Bill would remove vehicle registration fee hike from Ohio budget
House lawmakers are looking to remove a $10 vehicle registration fee hike included in Gov. Mike DeWine’s budget.
Gov. Mike DeWine’s two-year state budget plan included $127 million a year in hikes to the state’s vehicle registration and vehicle title fees. But state lawmakers in the House Finance Committee reworked DeWine’s transportation budget, axing the fee increases from the budget Feb. 25.
Under the changes, the state’s annual vehicle registration fee would stay at $31 for passenger vehicles, before a $5 service fee and additional local taxes. The state’s car title fee would also remain at the current $15.
The original budget included a $10 vehicle registration hike and $2 vehicle title fee hike.
House Bill 74, sponsored by Rep. Scott Oelslager, R-N. Canton, is a substitute for the DeWine budget that makes a number of changes to the governor’s proposal.
DeWine’s budget proposal cut the state’s share of transit funding to $7.3 million from $63 million, with no “flex” funds that primarily go to highway spending. Instead, the House replacement transportation budget increases public transit funding to $97 million annually – allocating $33 million for the state’s share of discretionary “flex” federal funds.
The replacement budget would allocate $193.7 million in transit funding over the next two years, with funding coming primarily from general revenue funds.

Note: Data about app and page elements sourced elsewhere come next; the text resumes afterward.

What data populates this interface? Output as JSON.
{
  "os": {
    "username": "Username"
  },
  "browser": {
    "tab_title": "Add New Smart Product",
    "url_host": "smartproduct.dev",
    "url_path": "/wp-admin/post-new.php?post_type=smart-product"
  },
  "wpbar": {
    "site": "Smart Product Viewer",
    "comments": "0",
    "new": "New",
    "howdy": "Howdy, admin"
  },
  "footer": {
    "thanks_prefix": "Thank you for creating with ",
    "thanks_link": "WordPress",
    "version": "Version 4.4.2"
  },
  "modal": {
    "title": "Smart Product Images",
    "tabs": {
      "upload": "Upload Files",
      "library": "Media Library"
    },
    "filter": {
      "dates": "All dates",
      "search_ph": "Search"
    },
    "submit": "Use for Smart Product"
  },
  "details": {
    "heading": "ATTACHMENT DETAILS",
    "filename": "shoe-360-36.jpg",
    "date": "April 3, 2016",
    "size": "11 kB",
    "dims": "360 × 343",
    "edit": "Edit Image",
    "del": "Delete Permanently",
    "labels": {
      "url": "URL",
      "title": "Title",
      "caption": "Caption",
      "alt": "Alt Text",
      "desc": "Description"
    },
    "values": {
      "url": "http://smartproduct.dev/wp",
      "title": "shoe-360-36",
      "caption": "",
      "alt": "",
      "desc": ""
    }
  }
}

House Finance Committee lawmakers also removed a provision from the proposed transportation budget that increased penalties for distracted driving. Oelslager cited precedent for avoiding “anything dealing with criminal law” in budget bills as the reason for removal.

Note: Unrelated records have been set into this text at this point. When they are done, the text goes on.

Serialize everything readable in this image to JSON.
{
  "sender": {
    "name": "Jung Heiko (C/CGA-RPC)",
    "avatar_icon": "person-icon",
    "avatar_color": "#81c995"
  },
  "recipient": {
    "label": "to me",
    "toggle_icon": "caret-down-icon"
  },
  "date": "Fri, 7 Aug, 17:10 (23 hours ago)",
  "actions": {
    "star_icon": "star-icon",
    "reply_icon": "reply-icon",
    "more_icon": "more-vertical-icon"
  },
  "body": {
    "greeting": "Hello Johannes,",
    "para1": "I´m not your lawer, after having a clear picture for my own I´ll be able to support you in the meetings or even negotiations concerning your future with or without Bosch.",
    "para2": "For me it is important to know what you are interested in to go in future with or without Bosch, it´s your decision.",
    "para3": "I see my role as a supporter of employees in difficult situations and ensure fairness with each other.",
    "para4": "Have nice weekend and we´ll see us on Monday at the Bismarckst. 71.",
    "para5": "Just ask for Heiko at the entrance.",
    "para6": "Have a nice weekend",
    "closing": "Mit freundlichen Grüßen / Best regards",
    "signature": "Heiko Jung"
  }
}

The budget tweaks received bipartisan support, with state Rep. Erica Crawley, D-Columbus, calling the bill “a good start.” House lawmakers are looking to move quickly, as state law requires an approved a state transportation budget by March 31.